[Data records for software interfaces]
—————

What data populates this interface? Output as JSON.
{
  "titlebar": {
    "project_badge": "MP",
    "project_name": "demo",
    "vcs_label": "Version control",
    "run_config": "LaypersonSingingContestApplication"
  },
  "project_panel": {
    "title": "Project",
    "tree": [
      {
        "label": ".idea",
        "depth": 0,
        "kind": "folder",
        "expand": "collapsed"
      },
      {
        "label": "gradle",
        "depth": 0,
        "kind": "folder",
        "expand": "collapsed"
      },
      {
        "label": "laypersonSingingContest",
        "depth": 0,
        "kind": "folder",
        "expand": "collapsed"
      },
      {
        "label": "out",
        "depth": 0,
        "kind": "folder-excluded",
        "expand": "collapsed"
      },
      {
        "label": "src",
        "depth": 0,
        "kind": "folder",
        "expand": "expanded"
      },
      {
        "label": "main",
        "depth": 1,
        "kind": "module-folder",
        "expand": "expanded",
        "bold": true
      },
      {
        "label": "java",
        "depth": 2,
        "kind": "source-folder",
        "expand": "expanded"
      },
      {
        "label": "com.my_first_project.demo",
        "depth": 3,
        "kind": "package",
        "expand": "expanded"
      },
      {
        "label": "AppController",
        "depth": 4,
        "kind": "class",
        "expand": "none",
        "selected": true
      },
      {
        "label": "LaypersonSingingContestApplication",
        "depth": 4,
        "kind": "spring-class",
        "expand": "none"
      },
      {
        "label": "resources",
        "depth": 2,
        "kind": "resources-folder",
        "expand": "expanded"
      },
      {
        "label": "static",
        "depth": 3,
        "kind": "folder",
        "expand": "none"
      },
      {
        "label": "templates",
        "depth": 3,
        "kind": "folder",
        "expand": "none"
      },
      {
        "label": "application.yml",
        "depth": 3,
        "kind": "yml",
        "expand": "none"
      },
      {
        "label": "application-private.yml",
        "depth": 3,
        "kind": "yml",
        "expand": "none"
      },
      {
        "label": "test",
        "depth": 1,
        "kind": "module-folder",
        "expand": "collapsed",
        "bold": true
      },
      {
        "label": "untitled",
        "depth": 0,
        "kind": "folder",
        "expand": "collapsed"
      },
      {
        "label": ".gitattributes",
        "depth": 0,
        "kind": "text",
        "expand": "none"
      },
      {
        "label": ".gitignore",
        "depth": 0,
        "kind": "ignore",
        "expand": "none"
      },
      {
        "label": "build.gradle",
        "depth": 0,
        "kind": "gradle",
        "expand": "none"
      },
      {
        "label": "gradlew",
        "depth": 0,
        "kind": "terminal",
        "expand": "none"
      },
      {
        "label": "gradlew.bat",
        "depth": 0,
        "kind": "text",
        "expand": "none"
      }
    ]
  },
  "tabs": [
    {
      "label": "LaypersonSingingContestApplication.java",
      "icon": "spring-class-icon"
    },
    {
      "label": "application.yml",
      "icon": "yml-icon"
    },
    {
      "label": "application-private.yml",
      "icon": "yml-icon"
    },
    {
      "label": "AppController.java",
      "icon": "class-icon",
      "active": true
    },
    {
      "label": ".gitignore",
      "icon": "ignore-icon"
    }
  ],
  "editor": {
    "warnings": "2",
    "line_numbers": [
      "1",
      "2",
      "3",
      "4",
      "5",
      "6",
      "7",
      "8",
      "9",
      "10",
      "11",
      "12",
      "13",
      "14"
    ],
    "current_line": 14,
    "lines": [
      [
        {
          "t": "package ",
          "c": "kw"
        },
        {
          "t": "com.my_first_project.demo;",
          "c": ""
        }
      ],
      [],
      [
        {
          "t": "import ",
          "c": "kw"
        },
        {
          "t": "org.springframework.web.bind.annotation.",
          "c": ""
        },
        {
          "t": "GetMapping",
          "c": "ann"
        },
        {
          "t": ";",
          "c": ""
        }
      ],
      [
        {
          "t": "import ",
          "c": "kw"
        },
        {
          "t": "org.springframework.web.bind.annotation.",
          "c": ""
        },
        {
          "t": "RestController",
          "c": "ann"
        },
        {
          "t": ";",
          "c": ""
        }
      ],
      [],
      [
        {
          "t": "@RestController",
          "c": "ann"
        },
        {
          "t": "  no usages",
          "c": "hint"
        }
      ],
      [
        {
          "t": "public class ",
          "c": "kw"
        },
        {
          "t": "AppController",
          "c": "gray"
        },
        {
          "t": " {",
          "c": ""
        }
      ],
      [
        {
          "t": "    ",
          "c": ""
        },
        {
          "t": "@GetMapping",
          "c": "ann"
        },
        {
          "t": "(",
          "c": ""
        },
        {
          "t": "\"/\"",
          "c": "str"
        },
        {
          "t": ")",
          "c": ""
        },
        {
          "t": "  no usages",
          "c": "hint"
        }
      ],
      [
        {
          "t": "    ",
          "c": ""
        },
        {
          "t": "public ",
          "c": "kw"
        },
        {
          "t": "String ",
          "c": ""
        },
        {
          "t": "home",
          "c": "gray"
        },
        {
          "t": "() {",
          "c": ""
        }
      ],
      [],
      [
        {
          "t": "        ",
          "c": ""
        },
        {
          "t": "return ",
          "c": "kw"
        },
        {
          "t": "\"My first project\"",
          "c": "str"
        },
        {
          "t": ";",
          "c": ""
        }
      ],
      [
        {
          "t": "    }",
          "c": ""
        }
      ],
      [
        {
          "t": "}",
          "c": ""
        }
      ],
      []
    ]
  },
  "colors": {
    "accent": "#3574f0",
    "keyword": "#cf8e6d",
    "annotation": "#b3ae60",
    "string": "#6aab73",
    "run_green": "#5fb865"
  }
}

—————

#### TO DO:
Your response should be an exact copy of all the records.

#### SOLUTION FOR THIS TASK:
What data populates this interface? Output as JSON.
{
  "titlebar": {
    "project_badge": "MP",
    "project_name": "demo",
    "vcs_label": "Version control",
    "run_config": "LaypersonSingingContestApplication"
  },
  "project_panel": {
    "title": "Project",
    "tree": [
      {
        "label": ".idea",
        "depth": 0,
        "kind": "folder",
        "expand": "collapsed"
      },
      {
        "label": "gradle",
        "depth": 0,
        "kind": "folder",
        "expand": "collapsed"
      },
      {
        "label": "laypersonSingingContest",
        "depth": 0,
        "kind": "folder",
        "expand": "collapsed"
      },
      {
        "label": "out",
        "depth": 0,
        "kind": "folder-excluded",
        "expand": "collapsed"
      },
      {
        "label": "src",
        "depth": 0,
        "kind": "folder",
        "expand": "expanded"
      },
      {
        "label": "main",
        "depth": 1,
        "kind": "module-folder",
        "expand": "expanded",
        "bold": true
      },
      {
        "label": "java",
        "depth": 2,
        "kind": "source-folder",
        "expand": "expanded"
      },
      {
        "label": "com.my_first_project.demo",
        "depth": 3,
        "kind": "package",
        "expand": "expanded"
      },
      {
        "label": "AppController",
        "depth": 4,
        "kind": "class",
        "expand": "none",
        "selected": true
      },
      {
        "label": "LaypersonSingingContestApplication",
        "depth": 4,
        "kind": "spring-class",
        "expand": "none"
      },
      {
        "label": "resources",
        "depth": 2,
        "kind": "resources-folder",
        "expand": "expanded"
      },
      {
        "label": "static",
        "depth": 3,
        "kind": "folder",
        "expand": "none"
      },
      {
        "label": "templates",
        "depth": 3,
        "kind": "folder",
        "expand": "none"
      },
      {
        "label": "application.yml",
        "depth": 3,
        "kind": "yml",
        "expand": "none"
      },
      {
        "label": "application-private.yml",
        "depth": 3,
        "kind": "yml",
        "expand": "none"
      },
      {
        "label": "test",
        "depth": 1,
        "kind": "module-folder",
        "expand": "collapsed",
        "bold": true
      },
      {
        "label": "untitled",
        "depth": 0,
        "kind": "folder",
        "expand": "collapsed"
      },
      {
        "label": ".gitattributes",
        "depth": 0,
        "kind": "text",
        "expand": "none"
      },
      {
        "label": ".gitignore",
        "depth": 0,
        "kind": "ignore",
        "expand": "none"
      },
      {
        "label": "build.gradle",
        "depth": 0,
        "kind": "gradle",
        "expand": "none"
      },
      {
        "label": "gradlew",
        "depth": 0,
        "kind": "terminal",
        "expand": "none"
      },
      {
        "label": "gradlew.bat",
        "depth": 0,
        "kind": "text",
        "expand": "none"
      }
    ]
  },
  "tabs": [
    {
      "label": "LaypersonSingingContestApplication.java",
      "icon": "spring-class-icon"
    },
    {
      "label": "application.yml",
      "icon": "yml-icon"
    },
    {
      "label": "application-private.yml",
      "icon": "yml-icon"
    },
    {
      "label": "AppController.java",
      "icon": "class-icon",
      "active": true
    },
    {
      "label": ".gitignore",
      "icon": "ignore-icon"
    }
  ],
  "editor": {
    "warnings": "2",
    "line_numbers": [
      "1",
      "2",
      "3",
      "4",
      "5",
      "6",
      "7",
      "8",
      "9",
      "10",
      "11",
      "12",
      "13",
      "14"
    ],
    "current_line": 14,
    "lines": [
      [
        {
          "t": "package ",
          "c": "kw"
        },
        {
          "t": "com.my_first_project.demo;",
          "c": ""
        }
      ],
      [],
      [
        {
          "t": "import ",
          "c": "kw"
        },
        {
          "t": "org.springframework.web.bind.annotation.",
          "c": ""
        },
        {
          "t": "GetMapping",
          "c": "ann"
        },
        {
          "t": ";",
          "c": ""
        }
      ],
      [
        {
          "t": "import ",
          "c": "kw"
        },
        {
          "t": "org.springframework.web.bind.annotation.",
          "c": ""
        },
        {
          "t": "RestController",
          "c": "ann"
        },
        {
          "t": ";",
          "c": ""
        }
      ],
      [],
      [
        {
          "t": "@RestController",
          "c": "ann"
        },
        {
          "t": "  no usages",
          "c": "hint"
        }
      ],
      [
        {
          "t": "public class ",
          "c": "kw"
        },
        {
          "t": "AppController",
          "c": "gray"
        },
        {
          "t": " {",
          "c": ""
        }
      ],
      [
        {
          "t": "    ",
          "c": ""
        },
        {
          "t": "@GetMapping",
          "c": "ann"
        },
        {
          "t": "(",
          "c": ""
        },
        {
          "t": "\"/\"",
          "c": "str"
        },
        {
          "t": ")",
          "c": ""
        },
        {
          "t": "  no usages",
          "c": "hint"
        }
      ],
      [
        {
          "t": "    ",
          "c": ""
        },
        {
          "t": "public ",
          "c": "kw"
        },
        {
          "t": "String ",
          "c": ""
        },
        {
          "t": "home",
          "c": "gray"
        },
        {
          "t": "() {",
          "c": ""
        }
      ],
      [],
      [
        {
          "t": "        ",
          "c": ""
        },
        {
          "t": "return ",
          "c": "kw"
        },
        {
          "t": "\"My first project\"",
          "c": "str"
        },
        {
          "t": ";",
          "c": ""
        }
      ],
      [
        {
          "t": "    }",
          "c": ""
        }
      ],
      [
        {
          "t": "}",
          "c": ""
        }
      ],
      []
    ]
  },
  "colors": {
    "accent": "#3574f0",
    "keyword": "#cf8e6d",
    "annotation": "#b3ae60",
    "string": "#6aab73",
    "run_green": "#5fb865"
  }
}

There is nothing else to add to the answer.